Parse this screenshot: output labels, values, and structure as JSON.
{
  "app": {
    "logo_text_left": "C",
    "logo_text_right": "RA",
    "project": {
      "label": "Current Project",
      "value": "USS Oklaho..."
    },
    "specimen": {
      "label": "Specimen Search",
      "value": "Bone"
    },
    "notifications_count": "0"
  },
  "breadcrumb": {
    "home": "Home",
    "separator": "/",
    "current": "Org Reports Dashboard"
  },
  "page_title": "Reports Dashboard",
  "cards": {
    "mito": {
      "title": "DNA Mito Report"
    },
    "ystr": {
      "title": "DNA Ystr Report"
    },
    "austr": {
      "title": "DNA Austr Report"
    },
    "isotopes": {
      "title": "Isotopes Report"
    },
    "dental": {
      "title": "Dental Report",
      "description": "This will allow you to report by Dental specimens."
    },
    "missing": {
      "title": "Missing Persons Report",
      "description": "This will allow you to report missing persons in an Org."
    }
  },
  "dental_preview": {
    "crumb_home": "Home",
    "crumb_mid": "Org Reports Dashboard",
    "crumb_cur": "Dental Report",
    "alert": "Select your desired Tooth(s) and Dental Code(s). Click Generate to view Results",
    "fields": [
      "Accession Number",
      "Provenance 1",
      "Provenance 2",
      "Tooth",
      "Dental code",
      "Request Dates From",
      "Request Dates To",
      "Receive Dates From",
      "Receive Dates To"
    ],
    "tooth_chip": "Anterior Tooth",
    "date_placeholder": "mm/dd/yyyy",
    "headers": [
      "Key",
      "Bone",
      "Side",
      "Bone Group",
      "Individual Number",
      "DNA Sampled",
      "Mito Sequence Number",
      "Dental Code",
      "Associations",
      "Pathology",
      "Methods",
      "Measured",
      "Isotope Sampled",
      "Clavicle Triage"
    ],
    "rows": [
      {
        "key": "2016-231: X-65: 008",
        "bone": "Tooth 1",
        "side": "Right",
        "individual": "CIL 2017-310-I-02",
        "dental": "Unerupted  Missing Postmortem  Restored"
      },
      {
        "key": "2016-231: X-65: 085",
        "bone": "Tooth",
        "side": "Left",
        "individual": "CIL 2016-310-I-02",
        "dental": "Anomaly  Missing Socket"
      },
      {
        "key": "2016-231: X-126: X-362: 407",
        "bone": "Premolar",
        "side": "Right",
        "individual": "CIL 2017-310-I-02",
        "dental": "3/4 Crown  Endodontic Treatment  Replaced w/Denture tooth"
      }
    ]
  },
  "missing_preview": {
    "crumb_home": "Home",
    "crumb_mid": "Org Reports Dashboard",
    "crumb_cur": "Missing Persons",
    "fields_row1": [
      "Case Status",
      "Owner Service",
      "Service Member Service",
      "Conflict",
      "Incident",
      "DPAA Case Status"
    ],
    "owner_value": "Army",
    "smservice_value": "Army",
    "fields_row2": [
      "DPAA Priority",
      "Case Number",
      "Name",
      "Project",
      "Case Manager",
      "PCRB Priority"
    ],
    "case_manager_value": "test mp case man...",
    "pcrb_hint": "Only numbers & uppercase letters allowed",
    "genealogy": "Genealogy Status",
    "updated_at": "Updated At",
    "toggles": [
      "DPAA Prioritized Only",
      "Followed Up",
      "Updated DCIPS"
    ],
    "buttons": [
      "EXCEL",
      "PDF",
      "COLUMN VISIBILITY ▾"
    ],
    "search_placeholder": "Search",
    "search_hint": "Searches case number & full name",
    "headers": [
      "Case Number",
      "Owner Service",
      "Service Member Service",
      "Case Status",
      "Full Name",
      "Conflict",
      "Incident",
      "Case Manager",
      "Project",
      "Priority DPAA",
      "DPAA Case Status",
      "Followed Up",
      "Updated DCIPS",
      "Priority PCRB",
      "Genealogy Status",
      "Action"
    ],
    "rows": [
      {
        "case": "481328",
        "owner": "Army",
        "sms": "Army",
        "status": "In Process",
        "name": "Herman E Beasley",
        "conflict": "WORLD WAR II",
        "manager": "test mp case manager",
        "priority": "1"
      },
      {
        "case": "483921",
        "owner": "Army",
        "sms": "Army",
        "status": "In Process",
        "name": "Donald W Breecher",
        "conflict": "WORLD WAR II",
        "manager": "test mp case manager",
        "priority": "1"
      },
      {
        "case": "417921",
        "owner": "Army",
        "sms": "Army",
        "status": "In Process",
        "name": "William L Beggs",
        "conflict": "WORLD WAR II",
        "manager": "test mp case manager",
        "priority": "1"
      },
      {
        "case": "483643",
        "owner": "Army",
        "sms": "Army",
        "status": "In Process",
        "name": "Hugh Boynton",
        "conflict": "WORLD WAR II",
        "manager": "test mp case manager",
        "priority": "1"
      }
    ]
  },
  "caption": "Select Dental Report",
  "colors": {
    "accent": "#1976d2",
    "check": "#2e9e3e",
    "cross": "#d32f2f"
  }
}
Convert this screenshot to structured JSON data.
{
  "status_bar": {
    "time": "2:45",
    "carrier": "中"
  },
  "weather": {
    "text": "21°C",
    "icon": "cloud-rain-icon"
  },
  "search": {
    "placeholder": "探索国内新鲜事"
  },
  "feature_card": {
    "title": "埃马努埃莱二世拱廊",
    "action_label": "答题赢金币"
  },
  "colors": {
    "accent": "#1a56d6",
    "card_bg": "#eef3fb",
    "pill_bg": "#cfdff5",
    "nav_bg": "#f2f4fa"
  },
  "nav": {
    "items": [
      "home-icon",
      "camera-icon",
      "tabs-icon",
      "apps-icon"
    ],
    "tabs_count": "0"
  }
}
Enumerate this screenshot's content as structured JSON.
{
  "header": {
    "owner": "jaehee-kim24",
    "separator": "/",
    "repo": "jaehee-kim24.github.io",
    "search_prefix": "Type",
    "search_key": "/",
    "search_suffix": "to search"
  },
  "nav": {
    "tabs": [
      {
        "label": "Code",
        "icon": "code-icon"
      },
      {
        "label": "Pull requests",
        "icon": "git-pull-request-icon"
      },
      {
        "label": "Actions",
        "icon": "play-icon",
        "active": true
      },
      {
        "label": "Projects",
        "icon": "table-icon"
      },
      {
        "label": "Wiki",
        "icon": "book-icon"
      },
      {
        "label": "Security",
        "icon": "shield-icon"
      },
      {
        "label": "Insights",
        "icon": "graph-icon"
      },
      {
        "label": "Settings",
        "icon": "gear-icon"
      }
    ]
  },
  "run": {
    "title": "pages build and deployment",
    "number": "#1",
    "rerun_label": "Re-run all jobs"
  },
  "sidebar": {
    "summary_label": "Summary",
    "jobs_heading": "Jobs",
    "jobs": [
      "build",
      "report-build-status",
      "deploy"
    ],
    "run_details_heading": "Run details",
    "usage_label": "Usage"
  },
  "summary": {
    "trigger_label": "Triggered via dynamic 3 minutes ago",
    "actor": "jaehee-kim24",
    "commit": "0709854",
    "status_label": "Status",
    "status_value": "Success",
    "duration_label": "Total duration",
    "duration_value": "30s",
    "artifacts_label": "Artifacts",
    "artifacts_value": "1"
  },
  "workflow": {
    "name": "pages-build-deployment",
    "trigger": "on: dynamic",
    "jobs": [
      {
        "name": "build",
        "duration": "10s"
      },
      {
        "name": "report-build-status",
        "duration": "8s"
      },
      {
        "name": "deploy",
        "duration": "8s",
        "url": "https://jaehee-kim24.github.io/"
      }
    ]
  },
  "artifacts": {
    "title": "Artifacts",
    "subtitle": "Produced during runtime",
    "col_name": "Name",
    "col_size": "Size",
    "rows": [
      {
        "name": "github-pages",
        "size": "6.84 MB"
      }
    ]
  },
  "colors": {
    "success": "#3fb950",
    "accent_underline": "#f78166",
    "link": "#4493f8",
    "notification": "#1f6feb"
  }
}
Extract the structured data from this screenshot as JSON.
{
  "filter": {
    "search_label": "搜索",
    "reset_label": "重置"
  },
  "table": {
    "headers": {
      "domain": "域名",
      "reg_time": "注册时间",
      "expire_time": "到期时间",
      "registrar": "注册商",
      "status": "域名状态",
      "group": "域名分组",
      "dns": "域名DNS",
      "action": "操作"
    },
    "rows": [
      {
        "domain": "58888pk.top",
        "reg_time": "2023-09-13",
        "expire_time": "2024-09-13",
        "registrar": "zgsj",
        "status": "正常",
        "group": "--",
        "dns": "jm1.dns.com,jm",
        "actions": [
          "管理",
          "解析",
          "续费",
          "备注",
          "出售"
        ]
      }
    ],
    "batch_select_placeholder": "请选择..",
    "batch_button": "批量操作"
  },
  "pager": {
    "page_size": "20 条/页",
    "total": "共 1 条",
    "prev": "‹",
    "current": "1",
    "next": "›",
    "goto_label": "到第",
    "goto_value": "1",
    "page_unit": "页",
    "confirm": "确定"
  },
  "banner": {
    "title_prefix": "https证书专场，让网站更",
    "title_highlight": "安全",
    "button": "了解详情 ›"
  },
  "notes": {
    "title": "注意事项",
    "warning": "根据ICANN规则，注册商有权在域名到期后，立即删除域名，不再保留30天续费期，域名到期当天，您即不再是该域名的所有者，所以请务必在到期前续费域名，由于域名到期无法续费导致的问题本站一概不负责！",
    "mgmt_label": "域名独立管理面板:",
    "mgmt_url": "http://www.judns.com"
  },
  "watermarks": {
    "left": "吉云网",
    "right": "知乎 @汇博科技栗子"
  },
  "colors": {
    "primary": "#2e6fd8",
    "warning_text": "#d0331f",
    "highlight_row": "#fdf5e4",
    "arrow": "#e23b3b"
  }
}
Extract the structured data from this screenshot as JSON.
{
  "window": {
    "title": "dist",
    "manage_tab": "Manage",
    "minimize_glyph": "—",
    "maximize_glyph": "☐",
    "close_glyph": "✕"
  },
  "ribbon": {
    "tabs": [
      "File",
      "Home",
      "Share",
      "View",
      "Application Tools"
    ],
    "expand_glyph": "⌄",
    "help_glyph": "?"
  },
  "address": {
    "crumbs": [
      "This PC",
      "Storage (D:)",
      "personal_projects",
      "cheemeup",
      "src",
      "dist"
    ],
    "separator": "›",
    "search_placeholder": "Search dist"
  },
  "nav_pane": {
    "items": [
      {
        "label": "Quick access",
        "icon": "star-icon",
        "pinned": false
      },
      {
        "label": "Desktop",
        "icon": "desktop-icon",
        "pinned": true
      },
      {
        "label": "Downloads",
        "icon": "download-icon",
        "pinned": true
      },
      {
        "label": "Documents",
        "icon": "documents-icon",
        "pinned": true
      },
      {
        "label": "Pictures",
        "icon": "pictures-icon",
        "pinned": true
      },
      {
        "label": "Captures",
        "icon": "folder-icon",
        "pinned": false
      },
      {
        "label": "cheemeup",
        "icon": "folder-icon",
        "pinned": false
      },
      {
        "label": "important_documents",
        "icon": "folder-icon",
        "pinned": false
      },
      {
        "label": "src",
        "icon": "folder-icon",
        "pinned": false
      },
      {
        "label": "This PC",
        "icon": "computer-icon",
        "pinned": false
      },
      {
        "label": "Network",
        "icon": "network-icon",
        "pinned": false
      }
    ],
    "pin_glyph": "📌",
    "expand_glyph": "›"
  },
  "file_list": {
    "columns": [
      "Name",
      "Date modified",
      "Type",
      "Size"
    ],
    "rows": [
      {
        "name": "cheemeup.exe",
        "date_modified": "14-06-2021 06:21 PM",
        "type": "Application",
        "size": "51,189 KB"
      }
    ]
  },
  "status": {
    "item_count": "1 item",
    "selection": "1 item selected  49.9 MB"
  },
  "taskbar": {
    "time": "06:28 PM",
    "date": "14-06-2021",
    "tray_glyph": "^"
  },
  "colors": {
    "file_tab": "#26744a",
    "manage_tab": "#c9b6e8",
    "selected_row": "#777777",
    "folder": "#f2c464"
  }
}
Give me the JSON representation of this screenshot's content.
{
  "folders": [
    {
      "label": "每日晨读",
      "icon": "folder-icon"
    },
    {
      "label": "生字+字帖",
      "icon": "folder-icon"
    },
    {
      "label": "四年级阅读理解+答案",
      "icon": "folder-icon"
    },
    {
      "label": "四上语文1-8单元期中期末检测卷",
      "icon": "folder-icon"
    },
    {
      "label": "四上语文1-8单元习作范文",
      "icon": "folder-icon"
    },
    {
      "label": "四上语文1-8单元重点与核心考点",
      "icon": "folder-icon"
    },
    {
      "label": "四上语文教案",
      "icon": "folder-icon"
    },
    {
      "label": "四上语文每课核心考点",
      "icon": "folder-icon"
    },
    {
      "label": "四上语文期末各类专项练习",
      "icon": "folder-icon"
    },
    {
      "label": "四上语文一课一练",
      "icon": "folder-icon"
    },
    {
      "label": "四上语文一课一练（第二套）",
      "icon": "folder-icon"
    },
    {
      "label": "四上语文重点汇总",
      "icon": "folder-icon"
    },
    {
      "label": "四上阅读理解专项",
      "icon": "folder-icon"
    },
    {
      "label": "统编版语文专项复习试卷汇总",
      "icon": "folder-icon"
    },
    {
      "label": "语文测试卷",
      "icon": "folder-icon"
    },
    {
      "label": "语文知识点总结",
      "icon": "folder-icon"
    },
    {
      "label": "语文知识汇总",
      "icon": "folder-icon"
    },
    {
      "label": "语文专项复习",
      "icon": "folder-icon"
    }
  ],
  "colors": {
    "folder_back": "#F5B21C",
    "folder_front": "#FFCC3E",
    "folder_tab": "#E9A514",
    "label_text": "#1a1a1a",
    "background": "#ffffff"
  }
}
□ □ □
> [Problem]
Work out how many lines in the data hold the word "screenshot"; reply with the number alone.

> [Your solution]
6